I’m looking for the work they most enjoy. If I need a cost estimator, but this person describes all kinds of work that have nothing or very little to do with cost estimating, then I can either cut and run or probe further (which would be my ideal option). Maybe there’s other type work they’d be more suited for. Maybe that could fit inside my company, maybe not…but you may as well find out all you can. Many a good person has been hired for a slot outside the scope of what they initially interviewed for — because it was something they wanted to do more than the thing for which they were first interviewed. Good people are good people. You want to find all the ones you can.

Listen. Really listen. Listen to understand. Don’t prejudge. Don’t judge. You’re simply trying to understand this person better. Take notes and get it right. Nothing is worse than not listening carefully and thinking something that simply wasn’t there. Don’t let the interview be unproductive because you didn’t show up prepared to listen and learn.

Above all, be kind. There is no place for pompous, arrogant displays of power or authority. This is a human to human conversation. Be respectful, grateful and appreciative. Even though you’re not being interviewed (yet)…you are. The candidate is paying close attention. You want to put your best foot forward.

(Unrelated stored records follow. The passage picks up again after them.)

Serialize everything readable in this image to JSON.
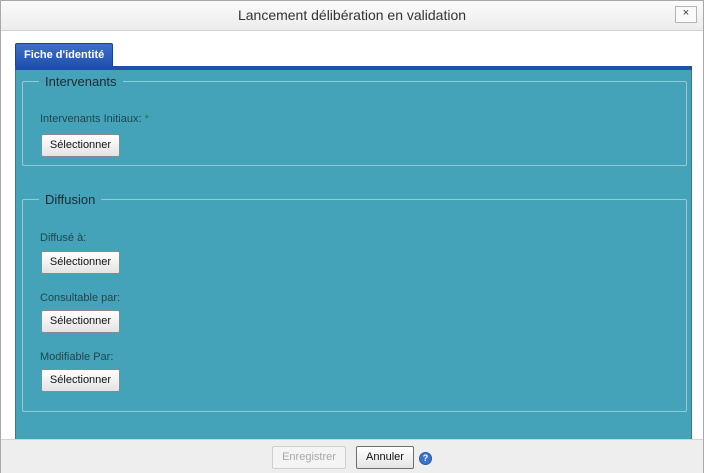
{
  "dialog": {
    "title": "Lancement délibération en validation",
    "close_label": "×"
  },
  "tabs": [
    {
      "label": "Fiche d'identité",
      "active": true
    }
  ],
  "groups": {
    "intervenants": {
      "legend": "Intervenants",
      "fields": [
        {
          "label": "Intervenants Initiaux:",
          "required_mark": "*",
          "button_label": "Sélectionner"
        }
      ]
    },
    "diffusion": {
      "legend": "Diffusion",
      "fields": [
        {
          "label": "Diffusé à:",
          "button_label": "Sélectionner"
        },
        {
          "label": "Consultable par:",
          "button_label": "Sélectionner"
        },
        {
          "label": "Modifiable Par:",
          "button_label": "Sélectionner"
        }
      ]
    }
  },
  "footer": {
    "save_label": "Enregistrer",
    "save_disabled": true,
    "cancel_label": "Annuler",
    "help_glyph": "?"
  },
  "colors": {
    "panel_bg": "#44a3b8",
    "tab_blue": "#1f4fae"
  }
}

Let the candidate know up front that you’re just doing this first interview as the primary step in the process. Don’t promise a second interview, but don’t rub their nose in the fact that you may not move them forward in the process. They’re smart. They know how this goes. At the same time let them know that part of the process may eventually be more of a give and take exchange where they ask you questions. Their time will come. Maybe. 😉

Be well. Do good. Grow great!

Randy

About the author: Randy Cantrell is the founder of Bula Network, LLC – an executive leadership advisory company helping leaders leverage the power of others through peer advantage, online peer advisory groups. Interested in joining us? Visit ThePeerAdvantage.com